Background: Colorectal cancer has the second highest mortality of any malignancy, and venous thromboembolism is a major postoperative complication.
Objective: This study aimed to determine the variation in incidence of venous thromboembolism after colorectal cancer resection.
Data sources: Following PRISMA and MOOSE guidelines (PROSPERO, ID: CRD42019148828), Medline and Embase databases were searched from database inception to August 2019 including 3 other registered medical databases.
Study selection: Two blinded reviewers screened studies with a third reviewer adjudicating any discordance. Eligibility criteria: Patients post colorectal cancer resection aged ≥18 years. Exclusion criteria: Patients undergoing completely endoscopic surgery and those without cancer resection. Selected studies were randomized controlled trials and population-based database/registry cohorts.
Main outcome measures: Thirty- and 90-day incidence rates of venous thromboembolism per 1000 person-years following colorectal cancer surgery.

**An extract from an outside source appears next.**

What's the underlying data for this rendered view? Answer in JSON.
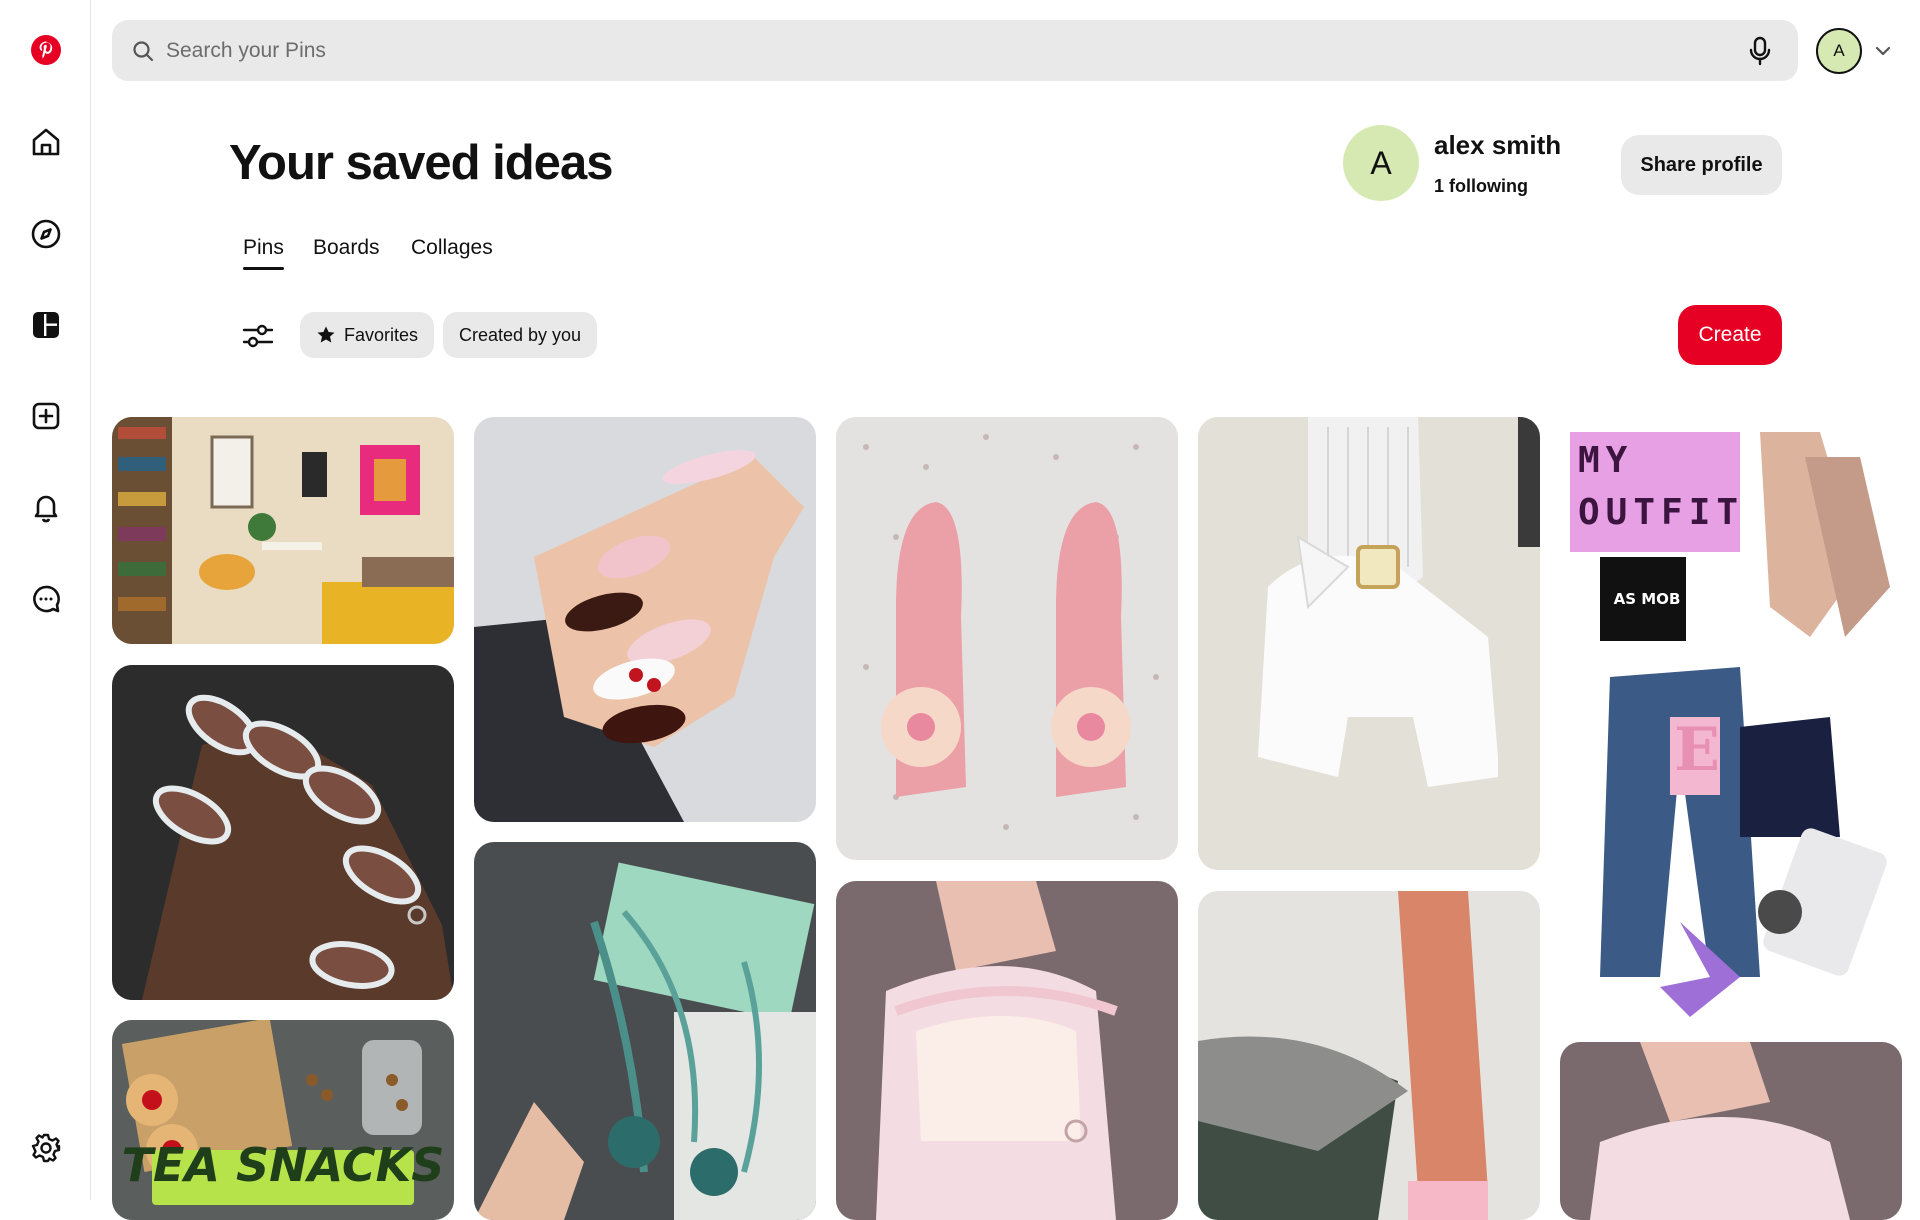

Results: Of 6441 studies retrieved, 28 met inclusion criteria. Eighteen were available for meta-analysis reporting on 539,390 patients. Pooled 30- and 90-day incidence rates of venous thromboembolism following resection were 195 (95% CI, 148-256, I2 99.1%) and 91 (95% CI, 56-146, I2 99.2%) per 1000 person-years. When separated by United Nations Geoscheme Areas, differences in the incidence of postoperative venous thromboembolism were observed with 30- and 90-day pooled rates per 1000 person-years of 284 (95% CI, 238-339) and 121 (95% CI, 82-179) in the Americas and 71 (95% CI, 60-84) and 57 (95% CI, 47-69) in Europe.
Limitations: A high degree of heterogeneity was observed within meta-analyses attributable to large cohorts minimizing within-study variance.
Conclusion: The incidence of venous thromboembolism following colorectal cancer resection is high and remains so more than 1 month after surgery. There is clear disparity between the incidence of venous thromboembolism after colorectal cancer surgery by global region. More robust population studies are required to further investigate these geographical differences to determine valid regional incidence rates of venous thromboembolism following colorectal cancer resection.